Web page and app entries
[Start of Attachment]

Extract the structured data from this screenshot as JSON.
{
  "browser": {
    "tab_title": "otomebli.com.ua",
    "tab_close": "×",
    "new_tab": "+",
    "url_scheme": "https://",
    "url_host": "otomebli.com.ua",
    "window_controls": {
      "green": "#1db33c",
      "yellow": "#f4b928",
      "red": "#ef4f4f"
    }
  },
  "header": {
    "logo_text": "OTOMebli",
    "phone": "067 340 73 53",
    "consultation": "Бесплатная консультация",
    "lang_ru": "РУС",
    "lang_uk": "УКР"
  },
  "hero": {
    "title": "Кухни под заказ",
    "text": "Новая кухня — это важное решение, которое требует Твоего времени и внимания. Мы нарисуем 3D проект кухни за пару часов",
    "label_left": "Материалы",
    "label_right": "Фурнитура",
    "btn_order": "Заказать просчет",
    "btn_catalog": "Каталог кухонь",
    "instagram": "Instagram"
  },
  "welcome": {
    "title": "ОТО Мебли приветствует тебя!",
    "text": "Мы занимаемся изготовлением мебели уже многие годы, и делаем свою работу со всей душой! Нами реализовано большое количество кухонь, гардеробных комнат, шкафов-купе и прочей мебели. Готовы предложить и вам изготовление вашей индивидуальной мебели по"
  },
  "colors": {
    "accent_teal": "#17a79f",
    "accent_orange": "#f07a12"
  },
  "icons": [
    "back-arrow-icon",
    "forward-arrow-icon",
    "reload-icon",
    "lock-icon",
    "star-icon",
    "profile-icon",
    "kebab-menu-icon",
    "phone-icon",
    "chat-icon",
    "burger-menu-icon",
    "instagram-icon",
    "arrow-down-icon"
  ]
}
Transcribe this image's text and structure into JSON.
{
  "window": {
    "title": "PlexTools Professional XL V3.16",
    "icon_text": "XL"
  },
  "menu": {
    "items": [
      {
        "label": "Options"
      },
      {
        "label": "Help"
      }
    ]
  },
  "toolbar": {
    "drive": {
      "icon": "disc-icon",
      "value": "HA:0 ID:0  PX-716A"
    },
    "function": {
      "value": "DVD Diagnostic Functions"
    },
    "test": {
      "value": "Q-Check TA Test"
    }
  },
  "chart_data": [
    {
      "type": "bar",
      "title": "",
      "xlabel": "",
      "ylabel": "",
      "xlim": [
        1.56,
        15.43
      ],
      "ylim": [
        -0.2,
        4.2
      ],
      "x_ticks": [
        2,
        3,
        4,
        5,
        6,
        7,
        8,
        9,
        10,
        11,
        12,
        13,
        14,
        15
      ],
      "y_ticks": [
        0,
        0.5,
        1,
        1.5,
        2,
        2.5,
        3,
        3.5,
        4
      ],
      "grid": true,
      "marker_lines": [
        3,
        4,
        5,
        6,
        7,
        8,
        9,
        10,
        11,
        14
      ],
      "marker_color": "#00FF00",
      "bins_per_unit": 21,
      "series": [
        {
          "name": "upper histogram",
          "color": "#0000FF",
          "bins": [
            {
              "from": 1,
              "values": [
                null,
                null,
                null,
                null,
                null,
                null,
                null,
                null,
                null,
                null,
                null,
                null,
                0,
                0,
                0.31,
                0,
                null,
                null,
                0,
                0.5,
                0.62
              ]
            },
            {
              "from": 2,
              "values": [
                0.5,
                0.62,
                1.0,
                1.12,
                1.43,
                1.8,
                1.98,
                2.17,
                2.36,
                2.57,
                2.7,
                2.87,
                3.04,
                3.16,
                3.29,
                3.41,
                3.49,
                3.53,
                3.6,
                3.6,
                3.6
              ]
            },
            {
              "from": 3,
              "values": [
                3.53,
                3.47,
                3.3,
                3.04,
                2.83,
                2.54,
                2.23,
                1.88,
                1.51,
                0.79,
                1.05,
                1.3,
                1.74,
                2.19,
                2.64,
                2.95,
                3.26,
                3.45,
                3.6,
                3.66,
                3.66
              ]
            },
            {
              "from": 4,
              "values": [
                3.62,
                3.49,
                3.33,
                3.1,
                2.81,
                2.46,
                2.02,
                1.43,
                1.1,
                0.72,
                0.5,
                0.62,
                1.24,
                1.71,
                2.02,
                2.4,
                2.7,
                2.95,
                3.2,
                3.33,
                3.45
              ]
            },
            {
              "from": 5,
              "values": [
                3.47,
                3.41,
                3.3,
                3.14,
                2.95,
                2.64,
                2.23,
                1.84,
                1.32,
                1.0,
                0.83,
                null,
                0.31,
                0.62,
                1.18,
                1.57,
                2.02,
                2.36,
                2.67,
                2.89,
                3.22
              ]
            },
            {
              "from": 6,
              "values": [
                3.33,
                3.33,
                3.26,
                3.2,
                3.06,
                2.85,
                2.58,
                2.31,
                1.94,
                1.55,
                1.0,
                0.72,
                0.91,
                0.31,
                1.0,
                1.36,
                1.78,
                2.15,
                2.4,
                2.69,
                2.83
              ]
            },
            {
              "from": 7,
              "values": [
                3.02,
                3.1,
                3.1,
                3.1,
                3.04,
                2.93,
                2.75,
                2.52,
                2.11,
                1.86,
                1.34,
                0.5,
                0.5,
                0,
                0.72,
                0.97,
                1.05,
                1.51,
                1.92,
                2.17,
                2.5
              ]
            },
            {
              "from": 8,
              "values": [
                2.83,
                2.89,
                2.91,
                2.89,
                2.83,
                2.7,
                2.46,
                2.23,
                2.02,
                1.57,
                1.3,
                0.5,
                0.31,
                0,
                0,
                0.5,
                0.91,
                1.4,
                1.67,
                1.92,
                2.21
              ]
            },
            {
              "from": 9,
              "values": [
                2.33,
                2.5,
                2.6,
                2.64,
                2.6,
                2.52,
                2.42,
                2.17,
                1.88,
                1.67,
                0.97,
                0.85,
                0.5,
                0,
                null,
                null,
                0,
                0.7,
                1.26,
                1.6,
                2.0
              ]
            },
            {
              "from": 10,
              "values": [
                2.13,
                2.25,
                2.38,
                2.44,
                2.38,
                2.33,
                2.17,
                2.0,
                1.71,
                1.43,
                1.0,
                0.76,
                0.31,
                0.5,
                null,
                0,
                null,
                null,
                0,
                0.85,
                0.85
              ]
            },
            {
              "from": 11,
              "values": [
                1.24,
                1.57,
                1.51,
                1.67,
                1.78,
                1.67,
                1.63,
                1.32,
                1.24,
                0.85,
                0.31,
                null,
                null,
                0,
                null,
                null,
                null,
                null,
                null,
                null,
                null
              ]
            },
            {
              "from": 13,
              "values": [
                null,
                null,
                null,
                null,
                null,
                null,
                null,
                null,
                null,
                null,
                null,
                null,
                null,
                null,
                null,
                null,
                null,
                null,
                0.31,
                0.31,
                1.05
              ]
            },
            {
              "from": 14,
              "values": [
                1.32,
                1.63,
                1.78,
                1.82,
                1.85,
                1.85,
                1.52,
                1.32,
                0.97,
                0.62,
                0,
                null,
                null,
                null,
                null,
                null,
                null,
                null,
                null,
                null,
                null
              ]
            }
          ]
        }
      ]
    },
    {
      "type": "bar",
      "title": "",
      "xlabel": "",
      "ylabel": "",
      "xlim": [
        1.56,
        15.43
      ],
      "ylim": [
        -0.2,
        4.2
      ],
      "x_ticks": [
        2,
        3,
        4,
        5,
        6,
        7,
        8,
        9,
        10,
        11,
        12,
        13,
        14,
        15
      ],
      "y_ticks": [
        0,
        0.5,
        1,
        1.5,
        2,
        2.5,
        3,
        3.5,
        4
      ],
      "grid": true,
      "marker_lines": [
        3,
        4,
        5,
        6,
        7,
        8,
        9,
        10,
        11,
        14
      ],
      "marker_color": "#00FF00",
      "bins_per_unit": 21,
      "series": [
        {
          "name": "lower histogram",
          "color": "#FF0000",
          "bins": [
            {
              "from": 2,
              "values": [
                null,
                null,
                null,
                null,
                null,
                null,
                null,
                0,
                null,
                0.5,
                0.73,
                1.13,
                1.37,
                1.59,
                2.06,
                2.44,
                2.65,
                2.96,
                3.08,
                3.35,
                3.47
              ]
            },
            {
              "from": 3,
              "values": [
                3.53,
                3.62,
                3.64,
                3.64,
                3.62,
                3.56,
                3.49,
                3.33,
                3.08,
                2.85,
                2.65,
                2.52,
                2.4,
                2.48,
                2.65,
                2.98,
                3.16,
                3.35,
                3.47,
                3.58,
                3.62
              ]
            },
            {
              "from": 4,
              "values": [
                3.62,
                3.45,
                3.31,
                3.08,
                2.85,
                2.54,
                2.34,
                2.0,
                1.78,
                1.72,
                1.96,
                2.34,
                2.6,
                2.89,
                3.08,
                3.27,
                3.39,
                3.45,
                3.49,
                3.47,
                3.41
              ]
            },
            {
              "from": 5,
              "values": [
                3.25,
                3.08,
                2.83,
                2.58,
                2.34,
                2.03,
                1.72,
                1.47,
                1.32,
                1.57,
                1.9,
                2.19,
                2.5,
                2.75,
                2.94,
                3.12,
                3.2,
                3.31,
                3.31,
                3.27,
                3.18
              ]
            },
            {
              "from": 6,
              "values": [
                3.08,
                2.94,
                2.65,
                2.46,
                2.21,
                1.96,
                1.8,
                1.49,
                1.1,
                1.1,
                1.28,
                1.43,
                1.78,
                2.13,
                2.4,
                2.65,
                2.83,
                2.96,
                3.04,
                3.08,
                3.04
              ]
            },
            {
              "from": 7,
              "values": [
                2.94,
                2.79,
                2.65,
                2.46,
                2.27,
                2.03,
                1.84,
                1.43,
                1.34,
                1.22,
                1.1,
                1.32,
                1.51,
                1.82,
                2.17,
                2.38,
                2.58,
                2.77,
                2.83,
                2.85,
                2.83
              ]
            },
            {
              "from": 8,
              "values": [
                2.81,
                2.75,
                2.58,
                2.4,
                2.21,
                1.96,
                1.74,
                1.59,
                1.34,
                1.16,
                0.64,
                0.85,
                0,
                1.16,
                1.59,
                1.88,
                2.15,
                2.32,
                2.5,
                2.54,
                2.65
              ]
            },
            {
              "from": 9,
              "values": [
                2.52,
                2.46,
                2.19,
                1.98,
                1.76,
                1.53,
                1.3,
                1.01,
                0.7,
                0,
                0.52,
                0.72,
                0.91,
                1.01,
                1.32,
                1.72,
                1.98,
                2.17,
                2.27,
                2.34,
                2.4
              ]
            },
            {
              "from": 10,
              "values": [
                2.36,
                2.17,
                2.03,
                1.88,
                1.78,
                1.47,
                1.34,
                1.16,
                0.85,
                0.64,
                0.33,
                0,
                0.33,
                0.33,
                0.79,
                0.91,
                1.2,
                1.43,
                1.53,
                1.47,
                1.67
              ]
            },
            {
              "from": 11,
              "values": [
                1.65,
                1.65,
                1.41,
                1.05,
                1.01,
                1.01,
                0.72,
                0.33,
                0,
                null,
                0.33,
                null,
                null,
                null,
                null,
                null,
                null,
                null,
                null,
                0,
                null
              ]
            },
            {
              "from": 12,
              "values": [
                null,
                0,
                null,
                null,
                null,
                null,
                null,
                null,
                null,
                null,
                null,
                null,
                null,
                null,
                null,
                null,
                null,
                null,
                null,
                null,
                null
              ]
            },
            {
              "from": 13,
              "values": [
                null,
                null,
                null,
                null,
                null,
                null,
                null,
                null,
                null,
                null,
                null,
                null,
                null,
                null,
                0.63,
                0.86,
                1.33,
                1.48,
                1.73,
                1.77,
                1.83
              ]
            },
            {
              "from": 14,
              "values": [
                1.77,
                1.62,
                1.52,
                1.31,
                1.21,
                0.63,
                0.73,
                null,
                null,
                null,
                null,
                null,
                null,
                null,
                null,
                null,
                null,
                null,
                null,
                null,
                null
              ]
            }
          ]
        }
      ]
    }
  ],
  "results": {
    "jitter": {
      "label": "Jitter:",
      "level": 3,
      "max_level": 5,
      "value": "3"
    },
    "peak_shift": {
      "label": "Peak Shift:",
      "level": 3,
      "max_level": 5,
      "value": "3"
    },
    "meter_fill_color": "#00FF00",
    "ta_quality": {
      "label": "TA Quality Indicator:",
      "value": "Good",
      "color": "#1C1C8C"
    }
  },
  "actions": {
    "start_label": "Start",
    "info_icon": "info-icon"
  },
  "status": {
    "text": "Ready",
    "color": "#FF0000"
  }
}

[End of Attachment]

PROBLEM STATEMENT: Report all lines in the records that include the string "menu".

RESPONSE BOX:
    "kebab-menu-icon",
    "burger-menu-icon",
  "menu": {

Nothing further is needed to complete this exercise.